Morsi becomes butt of jokes after launch of Twitter Q&A session

Referendum to find out about peoples’ true feelings

CAIRO - Egypt's beleaguered President Mohamed Morsi has begun a Twitter question and answer session in a bid to reach out to youths, some of whom have used the website to organise protests against him.
Morsi said late Wednesday he would be answering questions posted by "youths" on the microblogging site between 1700 and 1730 GMT.
Morsi's Twitter account – which now has 1.3 million followers – drew 70,000 new followers in the few hours after announcing plans to hold the daily sessions on the social-networking platform.
The tweet prompted a wave of sarcastic comments, which Morsi ignored when he began responding to some questions late Wednesday night and on Thursday morning.
Asked why he dropped lawsuits against some journalists accused of "falsifying news," Morsi responded: "I leave it to public opinion to judge the violators. I sent a message and I hope it reached the right address."
The presidency had announced Wednesday it would withdraw complaints filed on its behalf against journalists.
But most complaints have been filed by private lawyers, including against popular satirist Bassem Youssef.
One of the tweets asked: "Why are you insistent to appoint the Brotherhood and their sympathisers to top state positions while this is not the case in democratic states?" The Islamist President replied "if you know particularly an incident of somebody appointed unjustly, contact me personally and I promise I will investigate and improve."

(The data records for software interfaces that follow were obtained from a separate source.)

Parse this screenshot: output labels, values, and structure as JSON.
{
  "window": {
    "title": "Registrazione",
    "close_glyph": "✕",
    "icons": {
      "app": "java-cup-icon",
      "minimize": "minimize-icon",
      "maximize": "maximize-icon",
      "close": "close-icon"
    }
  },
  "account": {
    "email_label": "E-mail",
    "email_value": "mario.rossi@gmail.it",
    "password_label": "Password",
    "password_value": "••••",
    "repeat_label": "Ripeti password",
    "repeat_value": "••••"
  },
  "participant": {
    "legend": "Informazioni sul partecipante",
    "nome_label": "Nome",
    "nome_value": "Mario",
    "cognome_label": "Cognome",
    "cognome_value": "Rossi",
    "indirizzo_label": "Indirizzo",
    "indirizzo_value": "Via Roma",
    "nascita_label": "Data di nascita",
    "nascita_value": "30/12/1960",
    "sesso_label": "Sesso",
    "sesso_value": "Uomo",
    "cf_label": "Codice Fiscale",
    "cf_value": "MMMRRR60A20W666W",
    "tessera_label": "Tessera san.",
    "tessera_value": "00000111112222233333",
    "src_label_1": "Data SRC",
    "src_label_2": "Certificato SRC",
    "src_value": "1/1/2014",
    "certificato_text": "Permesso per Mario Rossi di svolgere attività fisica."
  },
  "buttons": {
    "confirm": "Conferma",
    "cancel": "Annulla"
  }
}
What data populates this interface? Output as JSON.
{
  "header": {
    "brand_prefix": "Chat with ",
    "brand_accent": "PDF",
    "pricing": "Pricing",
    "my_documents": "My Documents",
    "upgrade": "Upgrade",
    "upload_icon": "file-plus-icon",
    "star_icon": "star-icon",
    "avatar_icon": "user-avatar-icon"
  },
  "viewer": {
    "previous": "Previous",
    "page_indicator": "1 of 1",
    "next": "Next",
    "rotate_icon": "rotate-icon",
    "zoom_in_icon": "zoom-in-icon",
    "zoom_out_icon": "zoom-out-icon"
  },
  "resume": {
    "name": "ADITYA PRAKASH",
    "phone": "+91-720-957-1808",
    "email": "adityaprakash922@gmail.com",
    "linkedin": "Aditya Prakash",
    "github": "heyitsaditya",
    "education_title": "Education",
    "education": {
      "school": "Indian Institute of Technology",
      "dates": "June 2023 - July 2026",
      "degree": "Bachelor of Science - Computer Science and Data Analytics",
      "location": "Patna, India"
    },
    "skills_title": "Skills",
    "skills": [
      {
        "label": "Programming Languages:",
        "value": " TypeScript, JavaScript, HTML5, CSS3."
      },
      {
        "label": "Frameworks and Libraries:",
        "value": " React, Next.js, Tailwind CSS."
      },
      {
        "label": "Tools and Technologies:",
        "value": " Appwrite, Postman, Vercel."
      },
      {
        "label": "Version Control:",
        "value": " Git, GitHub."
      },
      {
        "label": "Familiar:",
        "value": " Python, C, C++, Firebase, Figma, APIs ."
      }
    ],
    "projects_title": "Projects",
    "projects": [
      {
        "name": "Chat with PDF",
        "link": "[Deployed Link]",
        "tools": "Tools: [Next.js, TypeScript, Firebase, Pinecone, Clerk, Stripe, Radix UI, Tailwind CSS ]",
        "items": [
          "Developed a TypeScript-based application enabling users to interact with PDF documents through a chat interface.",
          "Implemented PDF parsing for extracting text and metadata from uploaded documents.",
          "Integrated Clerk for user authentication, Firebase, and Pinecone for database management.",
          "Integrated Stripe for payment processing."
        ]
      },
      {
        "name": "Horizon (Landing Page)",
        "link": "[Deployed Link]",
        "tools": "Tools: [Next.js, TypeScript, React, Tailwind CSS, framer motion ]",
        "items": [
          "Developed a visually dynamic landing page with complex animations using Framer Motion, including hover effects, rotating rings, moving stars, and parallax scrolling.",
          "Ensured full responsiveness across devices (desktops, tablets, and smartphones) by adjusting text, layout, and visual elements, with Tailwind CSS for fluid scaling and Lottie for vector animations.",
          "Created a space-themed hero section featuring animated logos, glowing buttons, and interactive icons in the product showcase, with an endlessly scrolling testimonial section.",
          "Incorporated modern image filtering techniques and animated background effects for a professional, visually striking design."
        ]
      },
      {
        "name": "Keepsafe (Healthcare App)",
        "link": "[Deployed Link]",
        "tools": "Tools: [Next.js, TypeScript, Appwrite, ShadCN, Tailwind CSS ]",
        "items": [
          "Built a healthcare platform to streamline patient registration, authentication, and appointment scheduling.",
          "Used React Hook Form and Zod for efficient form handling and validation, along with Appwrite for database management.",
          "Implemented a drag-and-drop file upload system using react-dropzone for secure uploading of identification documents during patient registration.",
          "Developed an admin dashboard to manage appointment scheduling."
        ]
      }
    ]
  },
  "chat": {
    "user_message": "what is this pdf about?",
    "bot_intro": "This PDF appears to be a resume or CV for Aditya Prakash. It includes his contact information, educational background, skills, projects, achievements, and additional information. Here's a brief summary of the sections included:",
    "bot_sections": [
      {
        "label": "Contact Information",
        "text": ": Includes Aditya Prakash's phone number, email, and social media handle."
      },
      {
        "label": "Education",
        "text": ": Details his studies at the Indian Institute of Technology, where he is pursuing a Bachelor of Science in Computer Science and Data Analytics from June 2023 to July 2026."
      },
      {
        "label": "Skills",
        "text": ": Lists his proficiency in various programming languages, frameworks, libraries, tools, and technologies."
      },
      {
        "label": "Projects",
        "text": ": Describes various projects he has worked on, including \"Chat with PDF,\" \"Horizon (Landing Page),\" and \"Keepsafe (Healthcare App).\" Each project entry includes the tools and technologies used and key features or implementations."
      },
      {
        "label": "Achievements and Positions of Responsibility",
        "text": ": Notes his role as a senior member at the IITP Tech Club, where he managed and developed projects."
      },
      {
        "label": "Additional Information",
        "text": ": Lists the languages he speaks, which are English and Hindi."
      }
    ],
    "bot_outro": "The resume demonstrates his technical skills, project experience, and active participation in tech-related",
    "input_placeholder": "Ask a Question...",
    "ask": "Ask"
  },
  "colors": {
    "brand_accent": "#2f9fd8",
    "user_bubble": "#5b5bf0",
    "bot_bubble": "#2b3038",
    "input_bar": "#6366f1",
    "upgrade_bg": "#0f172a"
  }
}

Among comments that flew on the president's reply, was one suggesting 'his son', another suggesting 'the public prosecutor', and another sarcastically saying "some person working in the Ittihadiyya (presidential) palace, named Morsi."
In response to a tweet asking the president to pay greater attention to slums, he said "people who live in slums are my family," asserting that the government has developed 68 slums this year "and more to come."
Asked about recurrent power cuts across the country, President Morsi said that there is "a ministerial group working day and night to avert recurring power cuts in summer."
On inflation and the continuing devaluation of the Egyptian pound against the dollar, Morsi said there is an economic plan to stabilise the value of the dollar, yet asserted "the matter needs some patience and much work."
Elected in June last year, Morsi has faced regular, and sometimes violent, protests since he adopted wide ranging powers in November, which he has since rescinded.
His government has sought to use social networking websites to reach out to Egyptians and journalists, but the approach has not been immune to the occasional glitch.
Earlier this month, Prime Minister Hisham Qandil prompted jokes when he tweeted: "Doctor Smurf prescribes cakes, pies and smurfberries as part of a healthy diet".
The comment appeared to have been automatically generated after he or an assistant signed onto the online game Smurfs' Village using an iPad.